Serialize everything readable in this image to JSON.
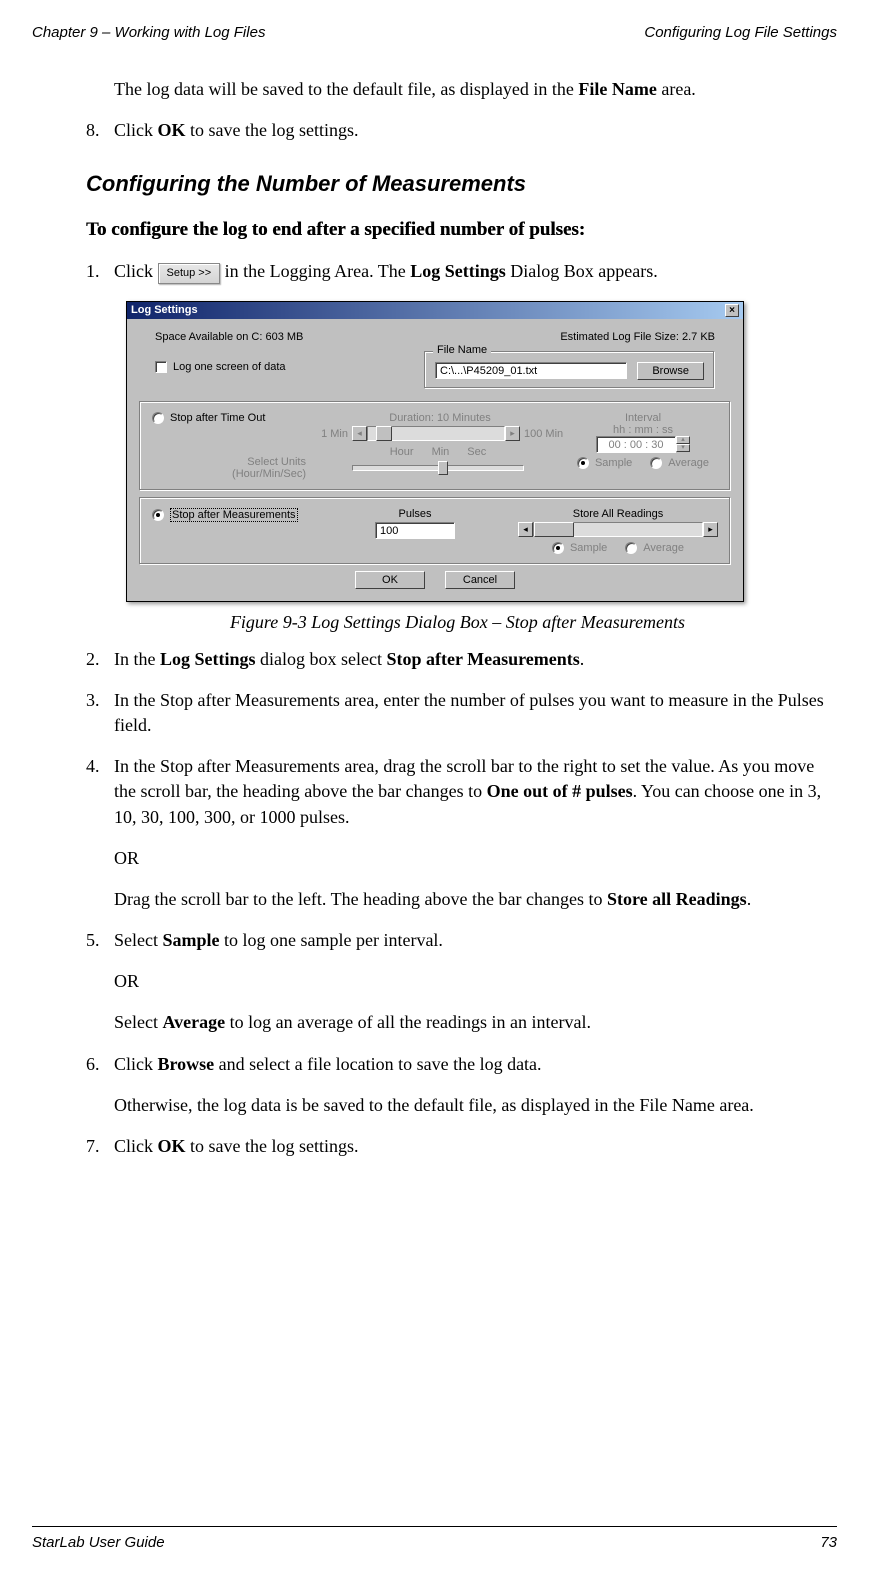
{
  "header": {
    "left": "Chapter 9 – Working with Log Files",
    "right": "Configuring Log File Settings"
  },
  "intro": {
    "text_before": "The log data will be saved to the default file, as displayed in the ",
    "bold1": "File Name",
    "text_after": " area."
  },
  "step8": {
    "num": "8.",
    "pre": "Click ",
    "bold": "OK",
    "post": " to save the log settings."
  },
  "section_title": "Configuring the Number of Measurements",
  "sub_title": "To configure the log to end after a specified number of pulses:",
  "step1": {
    "num": "1.",
    "pre": "Click ",
    "btn_label": "Setup >>",
    "mid": " in the Logging Area. The ",
    "bold": "Log Settings",
    "post": " Dialog Box appears."
  },
  "dlg": {
    "title": "Log Settings",
    "space": "Space Available on C: 603 MB",
    "est": "Estimated Log File Size: 2.7 KB",
    "log_one": "Log one screen of data",
    "file_name_legend": "File Name",
    "file_path": "C:\\...\\P45209_01.txt",
    "browse": "Browse",
    "stop_timeout": "Stop after Time Out",
    "duration": "Duration: 10 Minutes",
    "min1": "1 Min",
    "min100": "100 Min",
    "units_label": "Select Units (Hour/Min/Sec)",
    "hour": "Hour",
    "min": "Min",
    "sec": "Sec",
    "interval": "Interval",
    "hhmmss": "hh : mm : ss",
    "interval_val": "00 : 00 : 30",
    "sample": "Sample",
    "average": "Average",
    "stop_meas": "Stop after Measurements",
    "pulses": "Pulses",
    "pulses_val": "100",
    "store_all": "Store All Readings",
    "ok": "OK",
    "cancel": "Cancel"
  },
  "caption": "Figure 9-3 Log Settings Dialog Box – Stop after Measurements",
  "step2": {
    "num": "2.",
    "pre": "In the ",
    "b1": "Log Settings",
    "mid": " dialog box select ",
    "b2": "Stop after Measurements",
    "post": "."
  },
  "step3": {
    "num": "3.",
    "text": "In the Stop after Measurements area, enter the number of pulses you want to measure in the Pulses field."
  },
  "step4": {
    "num": "4.",
    "p1a": "In the Stop after Measurements area, drag the scroll bar to the right to set the value. As you move the scroll bar, the heading above the bar changes to ",
    "p1b": "One out of # pulses",
    "p1c": ". You can choose one in 3, 10, 30, 100, 300, or 1000 pulses.",
    "or": "OR",
    "p2a": "Drag the scroll bar to the left. The heading above the bar changes to ",
    "p2b": "Store all Readings",
    "p2c": "."
  },
  "step5": {
    "num": "5.",
    "p1a": "Select ",
    "p1b": "Sample",
    "p1c": " to log one sample per interval.",
    "or": "OR",
    "p2a": "Select ",
    "p2b": "Average",
    "p2c": " to log an average of all the readings in an interval."
  },
  "step6": {
    "num": "6.",
    "p1a": "Click ",
    "p1b": "Browse",
    "p1c": " and select a file location to save the log data.",
    "p2": "Otherwise, the log data is be saved to the default file, as displayed in the File Name area."
  },
  "step7": {
    "num": "7.",
    "pre": "Click ",
    "bold": "OK",
    "post": " to save the log settings."
  },
  "footer": {
    "left": "StarLab User Guide",
    "right": "73"
  }
}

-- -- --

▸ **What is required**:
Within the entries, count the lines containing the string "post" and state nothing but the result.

▸ **Response to this task**:
4